I recently attended a thoughtful and thought-provoking webinar conducted by Ira Socol. If you are a twitter user, you may recognize him as @irasocol. The result of this webinar was the identification of yet another needed skill that our education system needs to address with passion, the skill to verify truth in information. Of course this is just another skill to be added to a long list of skills that educators must prepare our students with, if kids are to be successfully educated. By the way I don’t think this skill is represented on a standardized test.
The failure of our education system to address this skill is evident and underscored each and every day in the news. Technology has given us the ability to store and enable access to a huge amount of information which continues to grow exponentially. The information however, is both correct and incorrect, both true and false, both fact, and fiction. The skill to not only be able to obtain the information, but to also verify its truth, is essential. A reason to support public education is the necessity to educate the population of our democratic society to make intelligent choices of those issues which will affect the lives of all citizens. If people are basing their decisions on false information, the intended outcome will not be successful.
Consider the emphasis that our news agencies now place on the popular man/woman in the street interviews. People are asked their opinions on topics without regard to how well they are prepared for that opinion. This has been referred to as “Opinion without Portfolio”. Yet, after the opinion is given, it makes the airways without verification of the truth.

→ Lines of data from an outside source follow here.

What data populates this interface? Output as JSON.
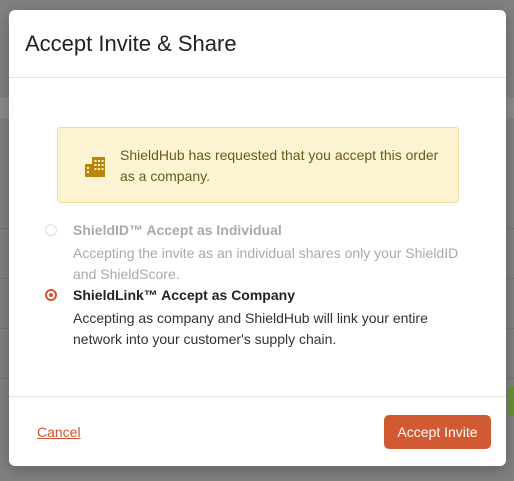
{
  "modal": {
    "title": "Accept Invite & Share",
    "notice": {
      "text": "ShieldHub has requested that you accept this order as a company.",
      "icon": "building-icon"
    },
    "options": [
      {
        "title": "ShieldID™ Accept as Individual",
        "description": "Accepting the invite as an individual shares only your ShieldID and ShieldScore.",
        "selected": false,
        "disabled": true
      },
      {
        "title": "ShieldLink™ Accept as Company",
        "description": "Accepting as company and ShieldHub will link your entire network into your customer's supply chain.",
        "selected": true,
        "disabled": false
      }
    ],
    "footer": {
      "cancel_label": "Cancel",
      "accept_label": "Accept Invite"
    }
  },
  "colors": {
    "accent": "#d25a33",
    "notice_bg": "#fcf3d2",
    "notice_text": "#6b5a1e",
    "icon": "#b8860b"
  }
}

To continue the process we have a large number in our society that believe, if it is on TV, it must be true. If we needed a life saving operation, would we go to the person on-the-street interview to consider our choices?
Consider the role of Polls in newscasts. If we think of a poll as a type of formative assessment or a snapshot of public support of an issue, it is valid. When the opinion poll and individual contributions to that poll are featured as the focus of the story it is a problem. The opinion is then presented as fact and it, at the very least, muddies the issue.
Consider the TV ads for Cable, Satellite, and Verizon. Each claims to be giving the facts as the truth. When we compare the facts of each, we must determine someone is being less than truthful. We do not hold anyone accountable we just believe whichever one we like without verifying what is true.
Joe the Plumber was my favorite. He was a plumber who asked, then candidate, Obama a question about taxes and starting his own Plumbing company. Joe was then catapulted to fame as an expert on taxation, free enterprise, and entrepreneurship. He was even a highlighted speaker at John McCain rallies. He was interviewed several times, as if he was an expert, and those interviews were broadcast to the American public. His credentials were never questioned until after the election and his 15 minutes of fame had been somewhat dulled by the facts.
Politicians are the worst offenders in our efforts to teach the skill of verifying the truth. Members of both political parties claim to be representing what the American People really want. This is not a stretching of the truth but an outright lie on the part of both parties. A plague on both of their houses. Now, we have the Birthers, those claiming the President is not American. There are also the experts who claim there are Death Panels in healthcare plans. What about legislation that will be “breaking the bank” or” saving the ranch”? We have become a society of extremes with the truth being lost in the middle.
If we are to be considered good educators we need to be able to instill in our students a need to strive for the truth. They need to be able to determine what information is of value. If information is the food of knowledge, then we need not consume food which has no nutrition at the best, or is poisonous at the worst. This is difficult for educators to do, for if we teach our students to question, they must question us as educators as well. “Be careful what you wish for!” comes to mind. Where does this skill fit in a list of all of the other skills that educators are now required to teach? Is this for the English teacher, or the social studies teacher, or the science teacher? Of course Math is always truthful. That is probably why it is so hard.
As always I come away with more questions than answers. I do believe however, that an important question was posed by Ira Socol: “How do we know that’s true?” This must be asked by everyone in our democracy and it is the educator’s responsibility to make it so.